Did you know that about 15% of the Dutch population is chronically suffering from bad breath? This is a fairly high percentage that grows every year. The main reason for this is the deterioration of human health. This has to do with all kinds of factors including: excessive exposure to stress, too little exercise and relaxation, eating (strongly) processed food, excessive consumption of alcohol and caffeine and medication. The latter in particular is a major cause when it comes to maintaining healthy mucous membranes.
From mouth to bottom
We can’t make it more beautiful than it is; your mucous membranes simply run from mouth to butt. It is therefore not surprising that if your oral mucous membranes do not function optimally, your intestinal mucous membranes are also not ideal. Your mouth is the reflection of your body and for that reason it is good to be extra alert when oral problems occur. Do you suffer from problems in the mouth such as gum inflammation, sensitive teeth, ulcers and/or dry mouth? Then it may well be the case that other organs do not function optimally either. So always think carefully and try to tackle your overall health – not just your oral problems.
A bad breath, which we focus on in this blog, is also called halitose or fetor ex ore among the professionals. We know that bacteria play a major role in the development of bad breath. In particular, bacteria that nest at the back of the tongue, on the gums and around implants can cause a nasty odour. This is because bacteria produce sulfur and this causes an unpleasant odour. What we often don’t remember is that in the past few years there has been another major factor that can also cause bad breath: medication.
Use of medication and bad breath
The use of medication is increasing every year. This means that our health continues to deteriorate. Currently, most people use 2 or more forms of medication. The reason for this is that many medicines cause side effects. These side effects are again controlled with medication and so you quickly arrive at 2,3 or more forms of medication. Medicines can have quite a few drawbacks. A bad breath is one of the disadvantages. What it does is drying out your mucous membranes. As indicated earlier, they run from mouth to butt – so your oral mucous membranes can certainly be affected: they dry out.

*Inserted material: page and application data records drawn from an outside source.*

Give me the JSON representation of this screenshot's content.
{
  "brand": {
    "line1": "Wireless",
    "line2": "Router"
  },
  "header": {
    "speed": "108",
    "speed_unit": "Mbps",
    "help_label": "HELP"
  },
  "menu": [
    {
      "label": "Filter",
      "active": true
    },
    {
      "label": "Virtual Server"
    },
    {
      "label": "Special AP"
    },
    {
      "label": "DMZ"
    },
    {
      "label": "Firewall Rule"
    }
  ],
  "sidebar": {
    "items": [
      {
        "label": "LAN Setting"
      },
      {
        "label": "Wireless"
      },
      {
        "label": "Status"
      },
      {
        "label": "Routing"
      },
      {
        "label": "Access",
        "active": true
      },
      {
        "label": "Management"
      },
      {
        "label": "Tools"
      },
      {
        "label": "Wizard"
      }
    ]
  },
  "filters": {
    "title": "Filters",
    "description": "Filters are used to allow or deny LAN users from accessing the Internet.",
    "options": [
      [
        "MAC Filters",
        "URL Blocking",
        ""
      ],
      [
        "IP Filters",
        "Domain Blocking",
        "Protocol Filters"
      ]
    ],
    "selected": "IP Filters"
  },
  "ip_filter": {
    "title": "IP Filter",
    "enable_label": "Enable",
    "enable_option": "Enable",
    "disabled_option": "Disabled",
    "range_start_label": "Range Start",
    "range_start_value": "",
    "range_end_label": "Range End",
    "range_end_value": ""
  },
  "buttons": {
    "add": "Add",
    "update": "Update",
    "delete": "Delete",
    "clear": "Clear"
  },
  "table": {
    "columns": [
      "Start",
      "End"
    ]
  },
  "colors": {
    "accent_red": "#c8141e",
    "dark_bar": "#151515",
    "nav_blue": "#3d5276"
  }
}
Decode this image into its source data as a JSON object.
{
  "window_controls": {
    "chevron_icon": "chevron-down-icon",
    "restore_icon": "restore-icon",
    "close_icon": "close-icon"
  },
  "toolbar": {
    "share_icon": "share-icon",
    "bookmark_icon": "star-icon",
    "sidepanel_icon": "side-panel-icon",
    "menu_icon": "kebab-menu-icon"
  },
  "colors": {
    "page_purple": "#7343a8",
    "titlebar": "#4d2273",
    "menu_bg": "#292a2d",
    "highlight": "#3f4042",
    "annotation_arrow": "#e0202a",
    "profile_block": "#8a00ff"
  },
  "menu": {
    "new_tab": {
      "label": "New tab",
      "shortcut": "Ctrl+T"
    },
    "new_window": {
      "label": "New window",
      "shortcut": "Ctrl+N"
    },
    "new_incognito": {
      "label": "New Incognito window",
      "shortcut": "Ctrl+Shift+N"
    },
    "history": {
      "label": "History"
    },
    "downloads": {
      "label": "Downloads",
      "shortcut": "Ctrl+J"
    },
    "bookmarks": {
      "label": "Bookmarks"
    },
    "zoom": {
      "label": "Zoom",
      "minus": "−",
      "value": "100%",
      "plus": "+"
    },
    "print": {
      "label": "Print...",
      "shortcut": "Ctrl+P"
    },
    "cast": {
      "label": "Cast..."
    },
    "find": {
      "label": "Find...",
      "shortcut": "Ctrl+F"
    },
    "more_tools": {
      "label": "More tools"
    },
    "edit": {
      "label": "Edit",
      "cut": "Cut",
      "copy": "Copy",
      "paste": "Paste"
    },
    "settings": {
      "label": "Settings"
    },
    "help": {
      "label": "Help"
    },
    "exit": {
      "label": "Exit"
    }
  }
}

Did you know ...
In 2016, there was yet another 4335 million increase in turnover in the pharmaceutical industry? A large part of this consists of the purchase of medicines. The most sold medicines are currently cholesterol-lowering drugs – 2.1 million Dutch people use this medicine
A dry mouth – how do I fix it?
Dehydration of your mouth has unpleasant consequences. Bacteria can more easily nest in the mouth, which eventually results in an “oral imbalance”. Not only do these bacteria produce sulfur which causes a nasty odour, also yeasts and moulds have a party in your mouth. Of course, the solution would be to stop medication. But this can and should never happen without consulting your physician.
What you could do is go back to your doctor and ask if the current dosage is still needed and if you can, possibly, reduce it. In some cases, you can even stop your medication*.
If it is not possible to stop or reduce your medication, it is important to moisten your mouth mucous membranes as much as possible. You can do this by:
- Drinking water and herbal tea (at least 1.5 litres per day)
- Eating lots of vegetables (vegetables contain water)
- The usage of blue®m oral foam
- Consuming fibre-rich foods to keep your digestion up and running (gut mucous membrane in order – oral mucosa in order
bluem® oral foam
Our oral foam was originally developed for cleaning invisaligners, brackets, nightguards and prostheses (such as dentures). But oral foam does more than just clean these elements. It also produces moisture. For people with a dry mouth this is an ideal product to have in your bag as a standard. Besides stimulating your mucous membranes, it also gives a fresh taste in your mouth and helps keep your teeth and gums healthy by the presence of xylitol, lactoferrin and active oxygen. It is ph-neutral, alcohol-free (alcohol (alcohol dries your mouth) and contains no fluoride.
This blog has been written by our orthomolecular nutritionist Laura Kluyver. Every month she writes a blog about the relationship between nutrition and oral health. In addition to writing content she gives lectures to IT groups throughout the Netherlands called “nutrition and oral health”.
Always consult with your family doctor if you are considering stopping and/or reducing your medication use.